[EXERCISE MATERIAL Boundary: Start]

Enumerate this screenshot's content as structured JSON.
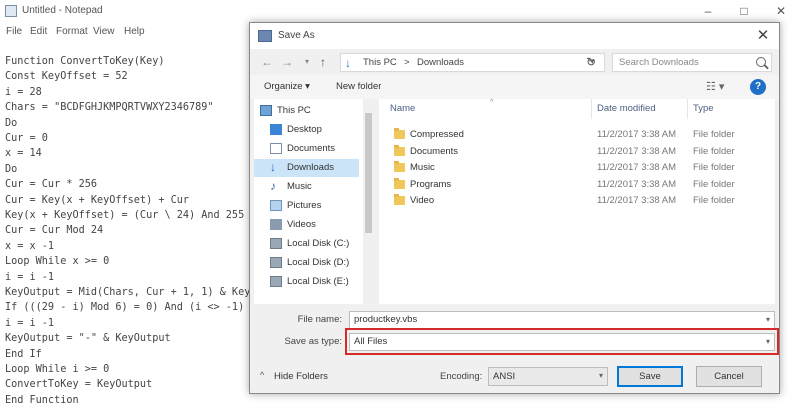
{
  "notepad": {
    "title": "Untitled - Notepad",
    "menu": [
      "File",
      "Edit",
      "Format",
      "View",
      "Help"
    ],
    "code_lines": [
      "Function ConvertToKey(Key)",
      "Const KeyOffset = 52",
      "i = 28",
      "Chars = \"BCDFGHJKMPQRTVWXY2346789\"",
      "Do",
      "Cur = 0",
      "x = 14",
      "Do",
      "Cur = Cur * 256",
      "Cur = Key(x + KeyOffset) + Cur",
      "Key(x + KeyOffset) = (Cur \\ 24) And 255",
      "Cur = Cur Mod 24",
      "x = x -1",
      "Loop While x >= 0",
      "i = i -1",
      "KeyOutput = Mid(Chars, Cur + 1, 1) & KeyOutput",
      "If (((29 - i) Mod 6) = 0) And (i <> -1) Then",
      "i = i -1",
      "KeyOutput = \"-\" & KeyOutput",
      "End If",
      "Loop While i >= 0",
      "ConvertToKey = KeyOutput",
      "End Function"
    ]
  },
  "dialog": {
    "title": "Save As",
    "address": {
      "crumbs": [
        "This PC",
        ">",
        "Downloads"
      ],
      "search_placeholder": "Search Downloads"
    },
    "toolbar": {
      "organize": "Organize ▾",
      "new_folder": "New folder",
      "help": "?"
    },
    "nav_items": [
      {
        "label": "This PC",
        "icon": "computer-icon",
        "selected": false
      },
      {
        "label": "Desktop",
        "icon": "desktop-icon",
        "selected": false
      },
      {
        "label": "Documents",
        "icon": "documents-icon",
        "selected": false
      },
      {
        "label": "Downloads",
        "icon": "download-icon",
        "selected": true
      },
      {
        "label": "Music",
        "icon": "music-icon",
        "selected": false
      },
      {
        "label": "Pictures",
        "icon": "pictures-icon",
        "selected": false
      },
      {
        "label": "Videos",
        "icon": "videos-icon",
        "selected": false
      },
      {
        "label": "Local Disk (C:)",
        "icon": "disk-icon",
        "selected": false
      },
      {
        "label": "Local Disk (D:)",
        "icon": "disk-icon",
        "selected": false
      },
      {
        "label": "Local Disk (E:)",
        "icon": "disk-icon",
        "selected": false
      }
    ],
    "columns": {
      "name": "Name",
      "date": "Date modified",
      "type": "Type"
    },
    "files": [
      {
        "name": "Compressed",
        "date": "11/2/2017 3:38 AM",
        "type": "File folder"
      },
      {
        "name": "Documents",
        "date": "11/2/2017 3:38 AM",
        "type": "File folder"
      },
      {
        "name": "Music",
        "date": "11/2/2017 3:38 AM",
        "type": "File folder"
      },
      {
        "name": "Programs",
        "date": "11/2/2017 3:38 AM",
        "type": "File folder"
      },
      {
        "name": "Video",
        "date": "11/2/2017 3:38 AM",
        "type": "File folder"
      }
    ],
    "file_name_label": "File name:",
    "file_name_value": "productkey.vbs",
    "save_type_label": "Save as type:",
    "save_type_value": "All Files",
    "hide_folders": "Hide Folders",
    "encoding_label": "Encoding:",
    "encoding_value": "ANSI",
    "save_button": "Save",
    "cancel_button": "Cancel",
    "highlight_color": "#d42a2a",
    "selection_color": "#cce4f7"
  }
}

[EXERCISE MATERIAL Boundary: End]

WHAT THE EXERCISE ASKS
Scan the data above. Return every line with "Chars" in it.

WRITTEN RESPONSE
      "Chars = \"BCDFGHJKMPQRTVWXY2346789\"",
      "KeyOutput = Mid(Chars, Cur + 1, 1) & KeyOutput",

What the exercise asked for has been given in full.